Loving says he’s put roughly 15 of his accredited clients into IVF, but he notes that it’s not for everyone. He says some clients don’t want to tie up their money for such a long time, while others see the lack of a dividend as a drawback. But for those clients willing to put money into IVF for the long term, Loving believes it’s a proactive way to be socially responsible. “Climate change and organic foods are two big things for my clients, and they want to take investment positions and not just avoid oil companies,” Loving says.

Regarding liquidity, CEO David Miller says a new redemption structure for vested/voting members was expected to roll out during the first quarter, subject to board approval. Longer term, Emrich says IVF has some liquidity options in mind such as going public or becoming a real estate investment trust. “To me, being a REIT signals the end of growth because if you want to grow you have to do a secondary offering,” he says. “But a corporation retains some of its cash flow and can use it to grow rather than be required to pay it out. It’ll be a function at that time, whether we think we’re still a growth company or have become more of a mature, dividend-paying company.”

Emrich says IVF believes it could be big enough to go public within seven to 10 years.

IVF was initially funded mainly with rollover IRA money from friends and family, and Miller says IVF’s product is ideally suited for IRA accounts placed with custodians that allow private equity. In addition, the company is considering several non-accredited ventures for select local markets in 2014. “For the most part, these new ventures will connect smaller investors and small farmers using the Iroquois Valley Farms corporate model,” Miller says.

On the investment front, IVF plans to diversify its portfolio away from its heavy leaning on Illinois and Indiana by making a bigger push into New York and expanding into other Northeastern states, including Vermont. Both states in particular have a plethora of family farms and a strong organic farmland culture.

Meanwhile, IVF’s overarching goal is to help young farmers expand their organic farm operations. One such farmer is 25-year-old Andy Ambriole, who, along with his wife and his parents, farm about 1,800 acres in Huntington County, Indiana, near Fort Wayne. Of that, he personally farms 700 acres that’s either certified organic or being transitioned to organic, and it’s a mix of land he owns and leases. Ambriole raises organic corn, soybeans, wheat and popcorn in the field, as well as organic greenhouse tomatoes. He also raises Nubian goats for cheese production.

Although demand for Ambriole’s organic crops is growing, he didn’t have money to buy more land. But he knew he could go to IVF to lease additional land because he was already an investor in IVF, which he found out about after he read a newspaper article about its first land purchase in Iroquois County, Illinois.
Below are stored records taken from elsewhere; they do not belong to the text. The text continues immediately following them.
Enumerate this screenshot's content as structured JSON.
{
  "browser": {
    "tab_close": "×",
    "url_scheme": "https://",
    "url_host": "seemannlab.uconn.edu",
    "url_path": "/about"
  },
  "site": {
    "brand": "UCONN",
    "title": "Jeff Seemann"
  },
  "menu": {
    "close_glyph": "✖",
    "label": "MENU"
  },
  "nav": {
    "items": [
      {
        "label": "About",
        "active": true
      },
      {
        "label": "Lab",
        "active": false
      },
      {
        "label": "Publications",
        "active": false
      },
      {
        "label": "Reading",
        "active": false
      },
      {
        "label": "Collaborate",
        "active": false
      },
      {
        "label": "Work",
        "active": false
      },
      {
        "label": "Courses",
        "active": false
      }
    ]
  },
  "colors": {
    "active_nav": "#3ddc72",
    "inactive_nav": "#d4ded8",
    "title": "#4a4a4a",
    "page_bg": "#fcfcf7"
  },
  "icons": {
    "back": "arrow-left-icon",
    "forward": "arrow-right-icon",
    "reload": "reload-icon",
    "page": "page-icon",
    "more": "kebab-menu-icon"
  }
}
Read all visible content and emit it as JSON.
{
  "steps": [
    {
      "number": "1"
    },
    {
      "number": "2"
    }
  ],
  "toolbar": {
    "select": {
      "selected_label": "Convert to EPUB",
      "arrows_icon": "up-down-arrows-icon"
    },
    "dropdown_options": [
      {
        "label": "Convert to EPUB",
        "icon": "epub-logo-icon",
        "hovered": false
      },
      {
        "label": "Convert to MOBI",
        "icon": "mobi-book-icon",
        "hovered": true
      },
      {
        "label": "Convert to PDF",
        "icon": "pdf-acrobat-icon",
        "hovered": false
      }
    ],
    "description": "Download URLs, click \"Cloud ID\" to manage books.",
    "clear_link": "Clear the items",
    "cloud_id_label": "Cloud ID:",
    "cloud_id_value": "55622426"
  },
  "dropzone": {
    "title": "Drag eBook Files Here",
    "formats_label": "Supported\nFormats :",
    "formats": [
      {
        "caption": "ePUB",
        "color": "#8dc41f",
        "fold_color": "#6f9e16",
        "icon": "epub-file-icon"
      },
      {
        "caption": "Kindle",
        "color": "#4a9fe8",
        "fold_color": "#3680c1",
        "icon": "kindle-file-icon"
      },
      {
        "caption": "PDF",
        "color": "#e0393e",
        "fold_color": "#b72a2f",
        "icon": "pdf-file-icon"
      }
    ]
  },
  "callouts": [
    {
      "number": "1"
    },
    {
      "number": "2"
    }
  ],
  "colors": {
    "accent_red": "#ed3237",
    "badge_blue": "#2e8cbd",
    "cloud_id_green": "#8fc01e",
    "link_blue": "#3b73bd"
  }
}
In addition, he’s currently the only farmer on IVF’s board. (Andy Loving, the financial advisor, is another board member.)

During the past two years, IVF has bought two properties in Indiana and leased them to Ambriole to transition to organic.

Why lease instead of buy? “Farming is a very capital-intensive business and it costs a lot to buy land,” Ambriole says. “There’s no way you can afford to buy 100% of the land you farm and still expand at a reasonable pace.”

Ambriole says he’s had successes and failures as an organic farmer, but he believes going organic is the only way he can support himself in farming. “I couldn’t farm full time without being organic because it gives me an extra premium for my labor,” he says.

As part of IVF’s social impact mission, Miller believes organic farmers like Ambriole embody efforts to improve the nation’s food production network. “All of our farmers are young farmers, so there’s an optimistic viewpoint that the world’s moving in a better direction,” he says.